I met my guardian angel on a train from New York City to Baltimore, a train I had to sneak onto because of an Amtrak strike.
With people standing in the bathroom, in the café car, and in the aisles, I searched for some open space. A woman in her 50s with platinum hair and a gentle face moved her bags from the seat next to her and said to me, “You can sit here.”
It was the first chance to think about my manic day: throwing 25 book ideas at my agent, telling inappropriate jokes to a colleague, and scribbling furious notes about random thoughts. Suddenly, a gorgeous woman seated in front of me got up to leave. She didn’t look a day older than 25, so when I heard her mention her adult children living in New York, I said to my train partner, “Genes. Some people get all the good ones.”
“Ha,” she replied, “And I got mental illness.”
“Me too,” I said.
“I’m manic depressive,” she said.
“Me too,” I responded.
We spent the entire three hours taking about diagnoses, medications, psychiatrists, and therapists. I told her that although I had been recently diagnosed as bipolar I didn’t like the idea of taking a mood stabilizer.
It turned out Angel Ann was the first sane, articulate bipolar person I’d met. But I forgot to get her number.
Life is mysterious, though, because don’t you know that in my rush to get off the train, I left my cell phone on my seat. When I realized I had lost it, I used our home phone to dial its number. My angel answered, and she gave me her phone number.
As my depression worsened, I carried her number in my pocket everywhere I went. Sometimes I phoned her daily to hear a nugget of wisdom. “It won’t always be like this,” she said, and I believed her because, unlike other friends, she had been there.

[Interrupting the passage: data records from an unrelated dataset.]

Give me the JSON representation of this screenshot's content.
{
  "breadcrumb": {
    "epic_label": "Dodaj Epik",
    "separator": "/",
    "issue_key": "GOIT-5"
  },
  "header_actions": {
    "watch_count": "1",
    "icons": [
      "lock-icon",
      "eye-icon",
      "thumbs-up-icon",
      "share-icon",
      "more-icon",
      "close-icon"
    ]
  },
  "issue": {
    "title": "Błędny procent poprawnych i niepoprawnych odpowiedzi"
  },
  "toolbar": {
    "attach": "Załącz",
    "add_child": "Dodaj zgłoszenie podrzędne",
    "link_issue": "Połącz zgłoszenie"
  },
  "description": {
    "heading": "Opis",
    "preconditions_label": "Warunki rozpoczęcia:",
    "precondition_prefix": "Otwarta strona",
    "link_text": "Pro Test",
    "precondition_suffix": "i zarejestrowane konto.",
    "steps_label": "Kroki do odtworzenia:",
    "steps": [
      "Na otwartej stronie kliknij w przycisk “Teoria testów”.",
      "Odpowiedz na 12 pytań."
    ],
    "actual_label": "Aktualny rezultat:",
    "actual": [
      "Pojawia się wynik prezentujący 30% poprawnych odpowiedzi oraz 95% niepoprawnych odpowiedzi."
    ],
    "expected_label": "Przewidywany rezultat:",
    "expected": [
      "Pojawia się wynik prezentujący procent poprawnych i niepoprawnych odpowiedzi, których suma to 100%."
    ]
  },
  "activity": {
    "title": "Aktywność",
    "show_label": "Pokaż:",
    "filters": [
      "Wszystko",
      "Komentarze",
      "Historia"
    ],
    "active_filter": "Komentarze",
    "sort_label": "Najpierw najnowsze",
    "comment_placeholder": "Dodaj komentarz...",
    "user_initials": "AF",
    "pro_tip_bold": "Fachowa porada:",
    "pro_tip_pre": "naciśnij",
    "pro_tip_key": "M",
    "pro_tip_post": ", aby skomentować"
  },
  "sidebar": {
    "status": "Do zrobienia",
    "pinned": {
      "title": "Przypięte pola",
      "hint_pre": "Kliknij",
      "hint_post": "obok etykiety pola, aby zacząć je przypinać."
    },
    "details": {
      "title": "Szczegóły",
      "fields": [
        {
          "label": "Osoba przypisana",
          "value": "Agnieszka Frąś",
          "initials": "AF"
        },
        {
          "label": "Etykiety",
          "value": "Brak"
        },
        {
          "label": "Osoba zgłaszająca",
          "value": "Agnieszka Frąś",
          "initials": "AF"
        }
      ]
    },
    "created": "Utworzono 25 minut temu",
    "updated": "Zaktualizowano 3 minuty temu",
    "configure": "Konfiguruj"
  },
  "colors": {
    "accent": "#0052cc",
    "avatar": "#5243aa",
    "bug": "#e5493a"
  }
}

A woman of strength and determination, she stuck her tongue out at her diagnosis, and went on living her life. I wanted to be like that. Like my angel. I still do.